About this task:
Reproduce the whole listing exactly.

Supplied information:
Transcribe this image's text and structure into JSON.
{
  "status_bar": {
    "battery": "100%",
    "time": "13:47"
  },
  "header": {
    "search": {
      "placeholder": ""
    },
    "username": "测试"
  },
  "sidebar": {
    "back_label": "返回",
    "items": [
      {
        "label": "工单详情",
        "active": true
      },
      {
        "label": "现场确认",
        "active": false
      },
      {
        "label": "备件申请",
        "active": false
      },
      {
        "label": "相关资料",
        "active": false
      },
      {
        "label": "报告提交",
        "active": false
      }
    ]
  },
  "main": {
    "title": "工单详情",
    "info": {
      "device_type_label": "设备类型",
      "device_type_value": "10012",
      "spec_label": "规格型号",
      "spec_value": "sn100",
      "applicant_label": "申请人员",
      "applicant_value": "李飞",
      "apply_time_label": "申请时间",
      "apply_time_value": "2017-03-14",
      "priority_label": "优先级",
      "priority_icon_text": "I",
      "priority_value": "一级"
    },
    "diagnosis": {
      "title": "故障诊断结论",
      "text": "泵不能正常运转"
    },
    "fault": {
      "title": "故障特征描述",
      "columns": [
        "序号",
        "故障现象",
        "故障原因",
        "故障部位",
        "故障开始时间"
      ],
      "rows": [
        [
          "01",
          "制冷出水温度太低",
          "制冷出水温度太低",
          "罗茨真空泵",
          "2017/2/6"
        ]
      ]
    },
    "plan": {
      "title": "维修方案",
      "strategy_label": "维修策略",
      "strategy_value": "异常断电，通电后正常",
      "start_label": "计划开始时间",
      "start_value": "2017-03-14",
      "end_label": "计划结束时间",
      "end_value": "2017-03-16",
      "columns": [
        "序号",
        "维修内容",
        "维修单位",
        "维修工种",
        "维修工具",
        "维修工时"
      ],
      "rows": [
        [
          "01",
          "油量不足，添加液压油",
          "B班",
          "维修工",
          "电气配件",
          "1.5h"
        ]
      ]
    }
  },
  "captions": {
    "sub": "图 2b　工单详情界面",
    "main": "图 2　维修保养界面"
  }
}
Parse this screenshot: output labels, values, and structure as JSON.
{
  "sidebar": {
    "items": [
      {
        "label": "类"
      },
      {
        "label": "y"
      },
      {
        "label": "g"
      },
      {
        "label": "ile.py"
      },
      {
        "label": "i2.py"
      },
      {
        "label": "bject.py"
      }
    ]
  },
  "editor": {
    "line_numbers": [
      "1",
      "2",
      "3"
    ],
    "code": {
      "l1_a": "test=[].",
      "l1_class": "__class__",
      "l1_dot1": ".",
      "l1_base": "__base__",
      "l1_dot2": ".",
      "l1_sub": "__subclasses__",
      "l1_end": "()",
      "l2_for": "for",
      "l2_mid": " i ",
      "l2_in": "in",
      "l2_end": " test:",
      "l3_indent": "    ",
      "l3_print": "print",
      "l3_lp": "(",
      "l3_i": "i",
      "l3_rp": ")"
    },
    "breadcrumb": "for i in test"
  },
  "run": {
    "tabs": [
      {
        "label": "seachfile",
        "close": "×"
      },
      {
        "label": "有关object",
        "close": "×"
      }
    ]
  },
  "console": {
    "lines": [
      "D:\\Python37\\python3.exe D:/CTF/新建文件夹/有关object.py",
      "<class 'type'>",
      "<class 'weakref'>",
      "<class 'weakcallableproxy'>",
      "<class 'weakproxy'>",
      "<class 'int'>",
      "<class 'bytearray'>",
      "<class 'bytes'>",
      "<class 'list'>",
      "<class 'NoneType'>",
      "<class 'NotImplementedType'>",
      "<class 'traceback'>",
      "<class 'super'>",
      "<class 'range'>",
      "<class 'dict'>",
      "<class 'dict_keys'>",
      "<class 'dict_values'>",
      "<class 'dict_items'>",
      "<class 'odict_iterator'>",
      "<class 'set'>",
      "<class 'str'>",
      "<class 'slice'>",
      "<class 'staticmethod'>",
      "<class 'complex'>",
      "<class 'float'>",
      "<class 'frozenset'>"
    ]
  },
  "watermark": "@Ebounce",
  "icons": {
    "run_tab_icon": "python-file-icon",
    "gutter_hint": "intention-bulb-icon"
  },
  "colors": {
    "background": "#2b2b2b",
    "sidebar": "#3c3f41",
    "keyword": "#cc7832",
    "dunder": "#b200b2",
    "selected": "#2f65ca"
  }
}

Reply:
Transcribe this image's text and structure into JSON.
{
  "status_bar": {
    "battery": "100%",
    "time": "13:47"
  },
  "header": {
    "search": {
      "placeholder": ""
    },
    "username": "测试"
  },
  "sidebar": {
    "back_label": "返回",
    "items": [
      {
        "label": "工单详情",
        "active": true
      },
      {
        "label": "现场确认",
        "active": false
      },
      {
        "label": "备件申请",
        "active": false
      },
      {
        "label": "相关资料",
        "active": false
      },
      {
        "label": "报告提交",
        "active": false
      }
    ]
  },
  "main": {
    "title": "工单详情",
    "info": {
      "device_type_label": "设备类型",
      "device_type_value": "10012",
      "spec_label": "规格型号",
      "spec_value": "sn100",
      "applicant_label": "申请人员",
      "applicant_value": "李飞",
      "apply_time_label": "申请时间",
      "apply_time_value": "2017-03-14",
      "priority_label": "优先级",
      "priority_icon_text": "I",
      "priority_value": "一级"
    },
    "diagnosis": {
      "title": "故障诊断结论",
      "text": "泵不能正常运转"
    },
    "fault": {
      "title": "故障特征描述",
      "columns": [
        "序号",
        "故障现象",
        "故障原因",
        "故障部位",
        "故障开始时间"
      ],
      "rows": [
        [
          "01",
          "制冷出水温度太低",
          "制冷出水温度太低",
          "罗茨真空泵",
          "2017/2/6"
        ]
      ]
    },
    "plan": {
      "title": "维修方案",
      "strategy_label": "维修策略",
      "strategy_value": "异常断电，通电后正常",
      "start_label": "计划开始时间",
      "start_value": "2017-03-14",
      "end_label": "计划结束时间",
      "end_value": "2017-03-16",
      "columns": [
        "序号",
        "维修内容",
        "维修单位",
        "维修工种",
        "维修工具",
        "维修工时"
      ],
      "rows": [
        [
          "01",
          "油量不足，添加液压油",
          "B班",
          "维修工",
          "电气配件",
          "1.5h"
        ]
      ]
    }
  },
  "captions": {
    "sub": "图 2b　工单详情界面",
    "main": "图 2　维修保养界面"
  }
}
Parse this screenshot: output labels, values, and structure as JSON.
{
  "sidebar": {
    "items": [
      {
        "label": "类"
      },
      {
        "label": "y"
      },
      {
        "label": "g"
      },
      {
        "label": "ile.py"
      },
      {
        "label": "i2.py"
      },
      {
        "label": "bject.py"
      }
    ]
  },
  "editor": {
    "line_numbers": [
      "1",
      "2",
      "3"
    ],
    "code": {
      "l1_a": "test=[].",
      "l1_class": "__class__",
      "l1_dot1": ".",
      "l1_base": "__base__",
      "l1_dot2": ".",
      "l1_sub": "__subclasses__",
      "l1_end": "()",
      "l2_for": "for",
      "l2_mid": " i ",
      "l2_in": "in",
      "l2_end": " test:",
      "l3_indent": "    ",
      "l3_print": "print",
      "l3_lp": "(",
      "l3_i": "i",
      "l3_rp": ")"
    },
    "breadcrumb": "for i in test"
  },
  "run": {
    "tabs": [
      {
        "label": "seachfile",
        "close": "×"
      },
      {
        "label": "有关object",
        "close": "×"
      }
    ]
  },
  "console": {
    "lines": [
      "D:\\Python37\\python3.exe D:/CTF/新建文件夹/有关object.py",
      "<class 'type'>",
      "<class 'weakref'>",
      "<class 'weakcallableproxy'>",
      "<class 'weakproxy'>",
      "<class 'int'>",
      "<class 'bytearray'>",
      "<class 'bytes'>",
      "<class 'list'>",
      "<class 'NoneType'>",
      "<class 'NotImplementedType'>",
      "<class 'traceback'>",
      "<class 'super'>",
      "<class 'range'>",
      "<class 'dict'>",
      "<class 'dict_keys'>",
      "<class 'dict_values'>",
      "<class 'dict_items'>",
      "<class 'odict_iterator'>",
      "<class 'set'>",
      "<class 'str'>",
      "<class 'slice'>",
      "<class 'staticmethod'>",
      "<class 'complex'>",
      "<class 'float'>",
      "<class 'frozenset'>"
    ]
  },
  "watermark": "@Ebounce",
  "icons": {
    "run_tab_icon": "python-file-icon",
    "gutter_hint": "intention-bulb-icon"
  },
  "colors": {
    "background": "#2b2b2b",
    "sidebar": "#3c3f41",
    "keyword": "#cc7832",
    "dunder": "#b200b2",
    "selected": "#2f65ca"
  }
}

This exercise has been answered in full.